Data entries
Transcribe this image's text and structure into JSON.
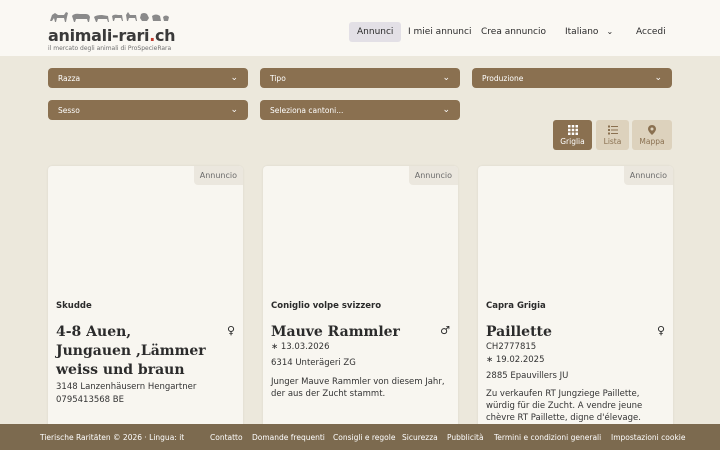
{
  "logo": {
    "name": "animali-rari",
    "dot": ".",
    "tld": "ch",
    "subtitle": "il mercato degli animali di ProSpecieRara"
  },
  "nav": {
    "items": [
      "Annunci",
      "I miei annunci",
      "Crea annuncio"
    ],
    "language": "Italiano",
    "login": "Accedi"
  },
  "filters": {
    "razza": "Razza",
    "tipo": "Tipo",
    "produzione": "Produzione",
    "sesso": "Sesso",
    "cantoni": "Seleziona cantoni..."
  },
  "views": {
    "grid": "Griglia",
    "list": "Lista",
    "map": "Mappa"
  },
  "cards": [
    {
      "badge": "Annuncio",
      "breed": "Skudde",
      "title": "4-8 Auen, Jungauen ,Lämmer weiss und braun",
      "sex": "♀",
      "location": "3148 Lanzenhäusern Hengartner",
      "phone": "0795413568 BE"
    },
    {
      "badge": "Annuncio",
      "breed": "Coniglio volpe svizzero",
      "title": "Mauve Rammler",
      "sex": "♂",
      "birth": "∗ 13.03.2026",
      "location": "6314 Unterägeri ZG",
      "description": "Junger Mauve Rammler von diesem Jahr, der aus der Zucht stammt."
    },
    {
      "badge": "Annuncio",
      "breed": "Capra Grigia",
      "title": "Paillette",
      "sex": "♀",
      "id": "CH2777815",
      "birth": "∗ 19.02.2025",
      "location": "2885 Epauvillers JU",
      "description": "Zu verkaufen RT Jungziege Paillette, würdig für die Zucht. A vendre jeune chèvre RT Paillette, digne d'élevage."
    }
  ],
  "footer": {
    "copyright": "Tierische Raritäten © 2026 · Lingua: it",
    "links": [
      "Contatto",
      "Domande frequenti",
      "Consigli e regole",
      "Sicurezza",
      "Pubblicità",
      "Termini e condizioni generali",
      "Impostazioni cookie"
    ]
  },
  "colors": {
    "accent": "#8a7050",
    "footer": "#7c6a4f",
    "background": "#ece8dc"
  }
}
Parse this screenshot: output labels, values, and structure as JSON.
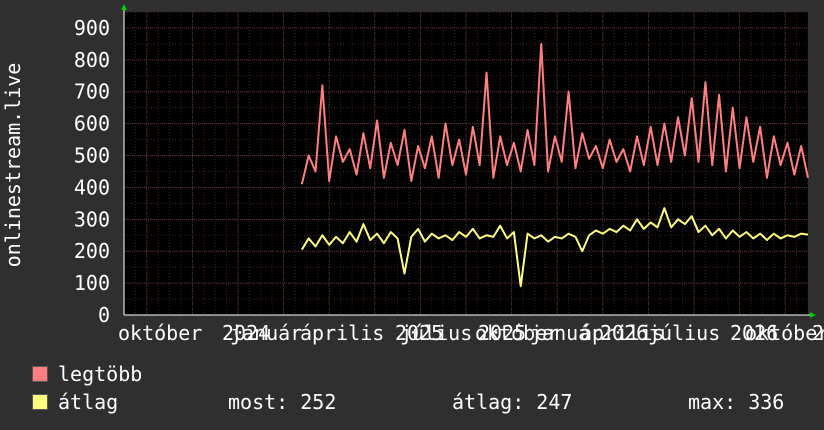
{
  "chart_data": {
    "type": "line",
    "ylabel": "onlinestream.live",
    "ylim": [
      0,
      950
    ],
    "yticks": [
      0,
      100,
      200,
      300,
      400,
      500,
      600,
      700,
      800,
      900
    ],
    "xticks": [
      "október",
      "2024",
      "január",
      "április",
      "2025",
      "július",
      "október",
      "2025",
      "január",
      "április",
      "2026",
      "július",
      "2026",
      "október",
      "2"
    ],
    "grid": true,
    "background": "#000000",
    "colors": {
      "max_series": "#ff7f7f",
      "avg_series": "#ffff7f",
      "grid": "#5a2f2f",
      "axis": "#ffffff",
      "arrow": "#00cc00"
    },
    "series": [
      {
        "name": "legtöbb",
        "color": "#ff7f7f",
        "x": [
          0.26,
          0.27,
          0.28,
          0.29,
          0.3,
          0.31,
          0.32,
          0.33,
          0.34,
          0.35,
          0.36,
          0.37,
          0.38,
          0.39,
          0.4,
          0.41,
          0.42,
          0.43,
          0.44,
          0.45,
          0.46,
          0.47,
          0.48,
          0.49,
          0.5,
          0.51,
          0.52,
          0.53,
          0.54,
          0.55,
          0.56,
          0.57,
          0.58,
          0.59,
          0.6,
          0.61,
          0.62,
          0.63,
          0.64,
          0.65,
          0.66,
          0.67,
          0.68,
          0.69,
          0.7,
          0.71,
          0.72,
          0.73,
          0.74,
          0.75,
          0.76,
          0.77,
          0.78,
          0.79,
          0.8,
          0.81,
          0.82,
          0.83,
          0.84,
          0.85,
          0.86,
          0.87,
          0.88,
          0.89,
          0.9,
          0.91,
          0.92,
          0.93,
          0.94,
          0.95,
          0.96,
          0.97,
          0.98,
          0.99,
          1.0
        ],
        "values": [
          410,
          500,
          450,
          720,
          420,
          560,
          480,
          520,
          440,
          570,
          460,
          610,
          430,
          540,
          470,
          580,
          420,
          530,
          460,
          560,
          430,
          600,
          470,
          550,
          440,
          590,
          470,
          760,
          430,
          560,
          470,
          540,
          450,
          580,
          470,
          850,
          450,
          560,
          480,
          700,
          460,
          570,
          490,
          530,
          460,
          550,
          480,
          520,
          450,
          560,
          470,
          590,
          470,
          600,
          480,
          620,
          500,
          680,
          480,
          730,
          470,
          690,
          450,
          650,
          460,
          620,
          480,
          590,
          430,
          560,
          470,
          540,
          440,
          530,
          430
        ]
      },
      {
        "name": "átlag",
        "color": "#ffff7f",
        "x": [
          0.26,
          0.27,
          0.28,
          0.29,
          0.3,
          0.31,
          0.32,
          0.33,
          0.34,
          0.35,
          0.36,
          0.37,
          0.38,
          0.39,
          0.4,
          0.41,
          0.42,
          0.43,
          0.44,
          0.45,
          0.46,
          0.47,
          0.48,
          0.49,
          0.5,
          0.51,
          0.52,
          0.53,
          0.54,
          0.55,
          0.56,
          0.57,
          0.58,
          0.59,
          0.6,
          0.61,
          0.62,
          0.63,
          0.64,
          0.65,
          0.66,
          0.67,
          0.68,
          0.69,
          0.7,
          0.71,
          0.72,
          0.73,
          0.74,
          0.75,
          0.76,
          0.77,
          0.78,
          0.79,
          0.8,
          0.81,
          0.82,
          0.83,
          0.84,
          0.85,
          0.86,
          0.87,
          0.88,
          0.89,
          0.9,
          0.91,
          0.92,
          0.93,
          0.94,
          0.95,
          0.96,
          0.97,
          0.98,
          0.99,
          1.0
        ],
        "values": [
          205,
          240,
          215,
          250,
          220,
          245,
          225,
          260,
          230,
          285,
          235,
          255,
          225,
          260,
          240,
          130,
          245,
          270,
          230,
          255,
          240,
          250,
          235,
          260,
          245,
          270,
          240,
          250,
          245,
          280,
          240,
          260,
          90,
          255,
          240,
          250,
          230,
          245,
          240,
          255,
          245,
          200,
          250,
          265,
          255,
          270,
          260,
          280,
          265,
          300,
          270,
          290,
          275,
          335,
          275,
          300,
          285,
          310,
          260,
          280,
          250,
          270,
          240,
          265,
          245,
          260,
          240,
          255,
          235,
          255,
          240,
          250,
          245,
          255,
          252
        ]
      }
    ]
  },
  "legend": [
    {
      "label": "legtöbb",
      "color": "#ff7f7f"
    },
    {
      "label": "átlag",
      "color": "#ffff7f"
    }
  ],
  "stats": {
    "most": "most: 252",
    "atlag": "átlag: 247",
    "max": "max: 336"
  }
}
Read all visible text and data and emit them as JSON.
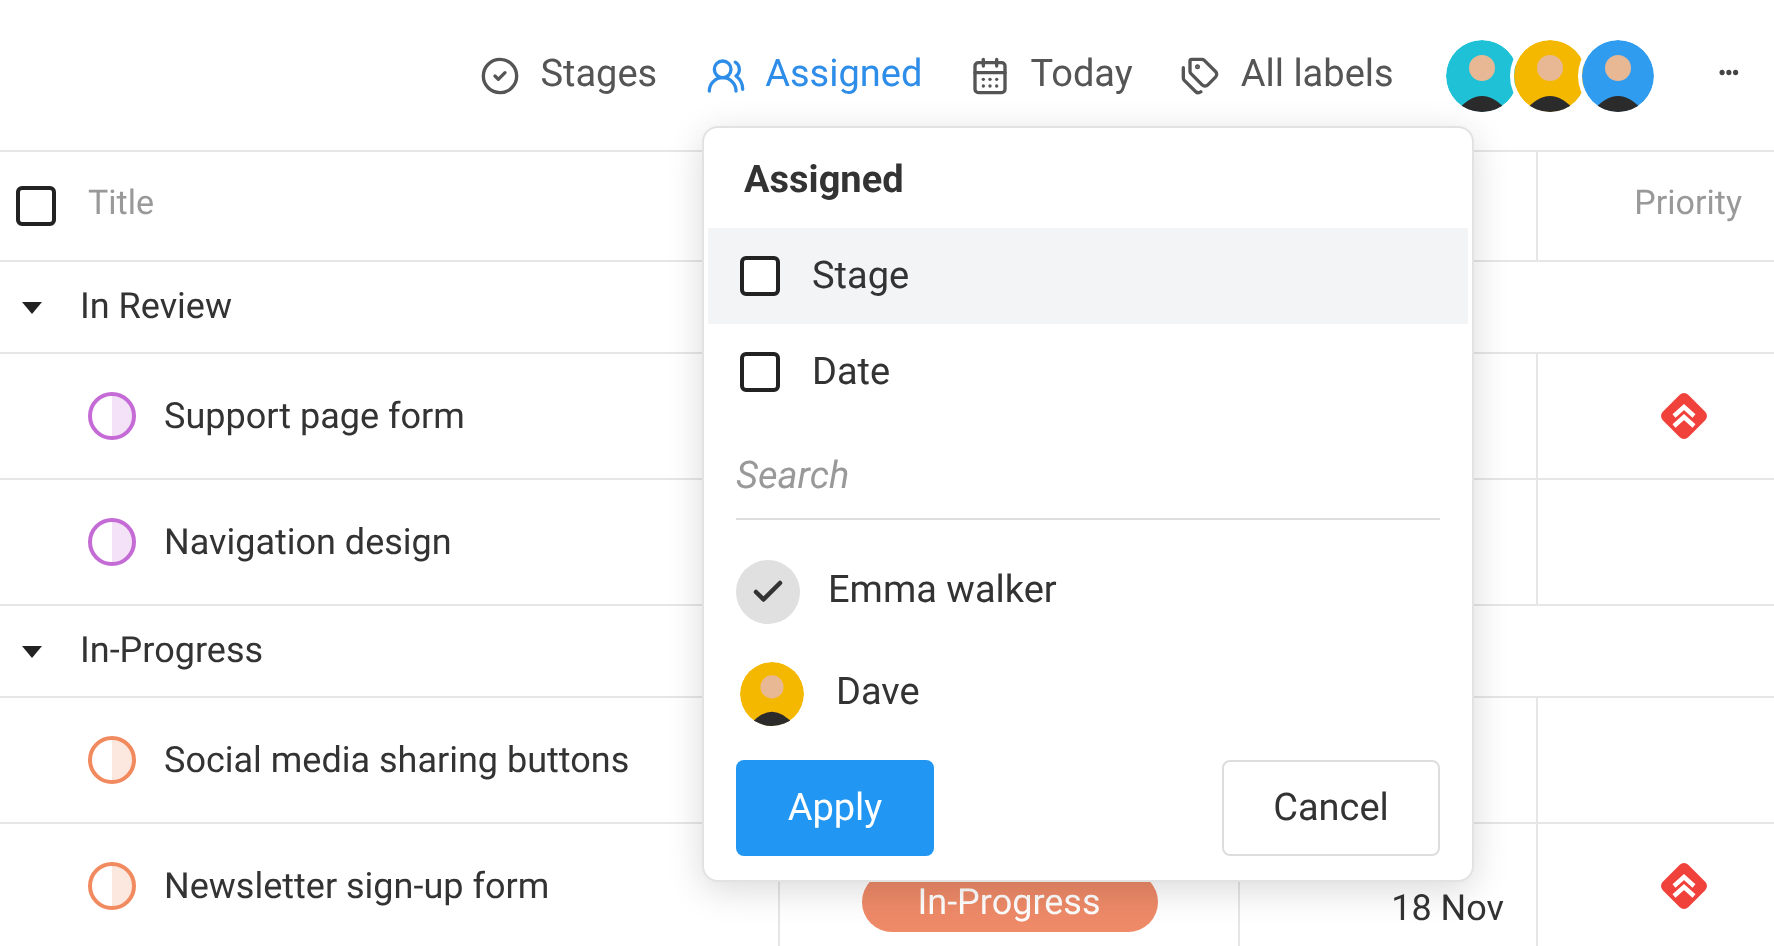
{
  "toolbar": {
    "filters": [
      {
        "label": "Stages",
        "selected": false
      },
      {
        "label": "Assigned",
        "selected": true
      },
      {
        "label": "Today",
        "selected": false
      },
      {
        "label": "All labels",
        "selected": false
      }
    ],
    "avatars": [
      {
        "color": "#1fc1d6"
      },
      {
        "color": "#f5b800"
      },
      {
        "color": "#2f9cf0"
      }
    ],
    "more": "•••"
  },
  "table": {
    "select_all": {
      "checked": false
    },
    "columns": [
      {
        "label": "Title"
      },
      {
        "label": "Priority"
      }
    ],
    "groups": [
      {
        "name": "In Review",
        "expanded": true,
        "rows": [
          {
            "title": "Support page form",
            "color": "#c56bd6",
            "urgent": true
          },
          {
            "title": "Navigation design",
            "color": "#c56bd6",
            "urgent": false
          }
        ]
      },
      {
        "name": "In-Progress",
        "expanded": true,
        "rows": [
          {
            "title": "Social media sharing buttons",
            "color": "#f28a5f",
            "urgent": false
          },
          {
            "title": "Newsletter sign-up form",
            "color": "#f28a5f",
            "stage": "In-Progress",
            "date": "18 Nov",
            "urgent": true
          }
        ]
      }
    ]
  },
  "popup": {
    "title": "Assigned",
    "options": [
      {
        "label": "Stage",
        "checked": false,
        "highlighted": true
      },
      {
        "label": "Date",
        "checked": false,
        "highlighted": false
      }
    ],
    "search": {
      "placeholder": "Search"
    },
    "people": [
      {
        "name": "Emma walker",
        "checked": true
      },
      {
        "name": "Dave",
        "checked": false
      }
    ],
    "apply": "Apply",
    "cancel": "Cancel"
  }
}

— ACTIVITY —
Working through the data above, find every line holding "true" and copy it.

— TASK OUTPUT —
    "grid": true,
        "selected": true
        "expanded": true,
            "urgent": true
        "expanded": true,
            "urgent": true
        "highlighted": true
        "checked": true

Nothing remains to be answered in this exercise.